_Your objective_. Looking at the data below, state how many lines contain "title". No other words are wanted.

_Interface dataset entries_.
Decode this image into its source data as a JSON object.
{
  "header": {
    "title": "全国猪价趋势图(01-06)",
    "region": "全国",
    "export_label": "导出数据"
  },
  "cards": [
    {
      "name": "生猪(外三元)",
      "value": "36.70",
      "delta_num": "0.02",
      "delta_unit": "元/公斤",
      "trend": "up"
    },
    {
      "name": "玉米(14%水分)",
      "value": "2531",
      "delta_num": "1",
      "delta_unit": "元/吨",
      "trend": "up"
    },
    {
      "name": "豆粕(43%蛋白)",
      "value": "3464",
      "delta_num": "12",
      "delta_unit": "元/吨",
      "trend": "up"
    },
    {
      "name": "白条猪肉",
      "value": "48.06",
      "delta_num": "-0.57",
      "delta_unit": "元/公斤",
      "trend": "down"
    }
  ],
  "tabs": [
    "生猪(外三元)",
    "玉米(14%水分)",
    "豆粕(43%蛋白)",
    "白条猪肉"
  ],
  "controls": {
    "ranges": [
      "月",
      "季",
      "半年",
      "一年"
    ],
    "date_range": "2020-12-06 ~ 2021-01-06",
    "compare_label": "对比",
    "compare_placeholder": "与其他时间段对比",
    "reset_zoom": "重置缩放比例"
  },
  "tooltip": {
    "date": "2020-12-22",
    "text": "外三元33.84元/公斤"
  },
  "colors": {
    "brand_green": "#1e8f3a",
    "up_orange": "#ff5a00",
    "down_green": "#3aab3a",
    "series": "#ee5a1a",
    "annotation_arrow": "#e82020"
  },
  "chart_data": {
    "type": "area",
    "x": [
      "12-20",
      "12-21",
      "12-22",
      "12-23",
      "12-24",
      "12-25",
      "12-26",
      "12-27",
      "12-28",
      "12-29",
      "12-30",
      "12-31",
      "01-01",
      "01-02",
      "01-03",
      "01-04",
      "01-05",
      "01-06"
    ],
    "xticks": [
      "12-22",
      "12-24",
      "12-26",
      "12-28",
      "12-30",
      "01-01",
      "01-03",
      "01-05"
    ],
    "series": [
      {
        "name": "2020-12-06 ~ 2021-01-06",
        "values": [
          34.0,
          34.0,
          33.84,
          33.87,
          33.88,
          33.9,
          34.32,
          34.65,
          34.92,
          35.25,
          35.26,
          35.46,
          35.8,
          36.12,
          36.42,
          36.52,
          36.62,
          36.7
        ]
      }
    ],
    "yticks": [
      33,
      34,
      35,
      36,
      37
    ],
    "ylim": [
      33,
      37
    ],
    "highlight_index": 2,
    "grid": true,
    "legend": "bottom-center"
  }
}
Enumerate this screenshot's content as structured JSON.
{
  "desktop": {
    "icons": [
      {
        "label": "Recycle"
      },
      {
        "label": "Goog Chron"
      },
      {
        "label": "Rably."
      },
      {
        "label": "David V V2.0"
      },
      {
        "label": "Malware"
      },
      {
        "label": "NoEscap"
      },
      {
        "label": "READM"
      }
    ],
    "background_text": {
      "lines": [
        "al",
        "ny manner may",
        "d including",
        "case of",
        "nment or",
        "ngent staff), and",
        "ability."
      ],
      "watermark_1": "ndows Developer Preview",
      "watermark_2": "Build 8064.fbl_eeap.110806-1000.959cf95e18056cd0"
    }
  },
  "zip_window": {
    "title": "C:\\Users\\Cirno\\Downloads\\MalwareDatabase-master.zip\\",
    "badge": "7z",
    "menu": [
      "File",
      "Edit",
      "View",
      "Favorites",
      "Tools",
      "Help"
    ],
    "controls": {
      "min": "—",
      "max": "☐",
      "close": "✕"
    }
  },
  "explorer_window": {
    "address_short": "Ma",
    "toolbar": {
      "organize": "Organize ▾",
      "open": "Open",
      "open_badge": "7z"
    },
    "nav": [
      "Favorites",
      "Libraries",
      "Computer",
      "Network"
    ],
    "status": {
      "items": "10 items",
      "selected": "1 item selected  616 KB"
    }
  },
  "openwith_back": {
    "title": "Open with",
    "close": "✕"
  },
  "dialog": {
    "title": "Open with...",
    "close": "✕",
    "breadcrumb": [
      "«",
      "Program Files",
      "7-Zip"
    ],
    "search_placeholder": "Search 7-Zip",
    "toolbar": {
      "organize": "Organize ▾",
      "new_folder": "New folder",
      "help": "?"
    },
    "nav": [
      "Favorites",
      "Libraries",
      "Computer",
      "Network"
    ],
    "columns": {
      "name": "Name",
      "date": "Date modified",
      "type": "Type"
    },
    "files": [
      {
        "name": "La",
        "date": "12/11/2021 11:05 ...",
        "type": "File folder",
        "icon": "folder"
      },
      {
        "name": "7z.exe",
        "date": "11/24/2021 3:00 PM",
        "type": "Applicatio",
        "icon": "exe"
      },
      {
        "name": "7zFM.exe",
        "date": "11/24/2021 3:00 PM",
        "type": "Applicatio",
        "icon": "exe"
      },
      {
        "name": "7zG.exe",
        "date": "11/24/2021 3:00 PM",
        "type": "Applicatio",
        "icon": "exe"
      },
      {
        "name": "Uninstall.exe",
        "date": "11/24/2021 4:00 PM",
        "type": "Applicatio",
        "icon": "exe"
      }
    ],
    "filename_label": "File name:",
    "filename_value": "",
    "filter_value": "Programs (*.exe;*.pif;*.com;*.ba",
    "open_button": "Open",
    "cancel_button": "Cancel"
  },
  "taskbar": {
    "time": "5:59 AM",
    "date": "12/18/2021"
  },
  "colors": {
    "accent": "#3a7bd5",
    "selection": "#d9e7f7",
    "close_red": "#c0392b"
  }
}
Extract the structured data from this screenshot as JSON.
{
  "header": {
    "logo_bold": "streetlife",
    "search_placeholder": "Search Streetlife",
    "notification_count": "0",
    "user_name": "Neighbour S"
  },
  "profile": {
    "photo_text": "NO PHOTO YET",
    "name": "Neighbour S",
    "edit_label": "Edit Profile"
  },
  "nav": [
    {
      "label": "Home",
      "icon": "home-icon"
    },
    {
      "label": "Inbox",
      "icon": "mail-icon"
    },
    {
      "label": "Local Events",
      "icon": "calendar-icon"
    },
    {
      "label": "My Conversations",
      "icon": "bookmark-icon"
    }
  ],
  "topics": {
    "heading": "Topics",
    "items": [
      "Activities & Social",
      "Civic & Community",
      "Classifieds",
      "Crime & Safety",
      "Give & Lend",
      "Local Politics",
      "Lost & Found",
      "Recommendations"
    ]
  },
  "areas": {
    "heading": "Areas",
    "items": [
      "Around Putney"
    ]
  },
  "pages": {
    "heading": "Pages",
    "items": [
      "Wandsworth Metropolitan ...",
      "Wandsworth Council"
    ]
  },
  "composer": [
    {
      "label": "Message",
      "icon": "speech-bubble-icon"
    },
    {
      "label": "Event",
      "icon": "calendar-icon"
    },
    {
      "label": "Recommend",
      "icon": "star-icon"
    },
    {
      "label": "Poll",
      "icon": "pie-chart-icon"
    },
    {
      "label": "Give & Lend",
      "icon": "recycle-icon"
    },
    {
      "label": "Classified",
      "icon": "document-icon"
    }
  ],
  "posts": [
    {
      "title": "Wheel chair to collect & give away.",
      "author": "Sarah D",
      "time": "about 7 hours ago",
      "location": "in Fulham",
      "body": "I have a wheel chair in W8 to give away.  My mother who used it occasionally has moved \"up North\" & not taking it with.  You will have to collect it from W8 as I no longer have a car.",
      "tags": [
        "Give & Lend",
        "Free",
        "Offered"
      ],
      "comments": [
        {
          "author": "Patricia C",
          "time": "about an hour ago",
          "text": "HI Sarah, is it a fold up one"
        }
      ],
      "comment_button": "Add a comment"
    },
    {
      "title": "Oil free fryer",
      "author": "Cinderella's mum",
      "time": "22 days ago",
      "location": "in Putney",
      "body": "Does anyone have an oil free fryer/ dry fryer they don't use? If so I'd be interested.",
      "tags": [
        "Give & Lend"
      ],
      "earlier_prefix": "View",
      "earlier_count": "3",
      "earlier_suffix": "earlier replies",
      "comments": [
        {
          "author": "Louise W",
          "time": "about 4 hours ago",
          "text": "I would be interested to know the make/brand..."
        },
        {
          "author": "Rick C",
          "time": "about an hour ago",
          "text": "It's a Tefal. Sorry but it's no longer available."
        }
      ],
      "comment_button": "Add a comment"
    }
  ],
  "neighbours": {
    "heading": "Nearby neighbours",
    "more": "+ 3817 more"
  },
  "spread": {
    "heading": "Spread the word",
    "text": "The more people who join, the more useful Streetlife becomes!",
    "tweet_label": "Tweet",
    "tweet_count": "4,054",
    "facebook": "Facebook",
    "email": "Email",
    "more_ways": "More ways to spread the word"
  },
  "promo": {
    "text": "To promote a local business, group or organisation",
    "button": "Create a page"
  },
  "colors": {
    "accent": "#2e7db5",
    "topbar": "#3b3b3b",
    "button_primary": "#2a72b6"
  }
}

_Task response_. 6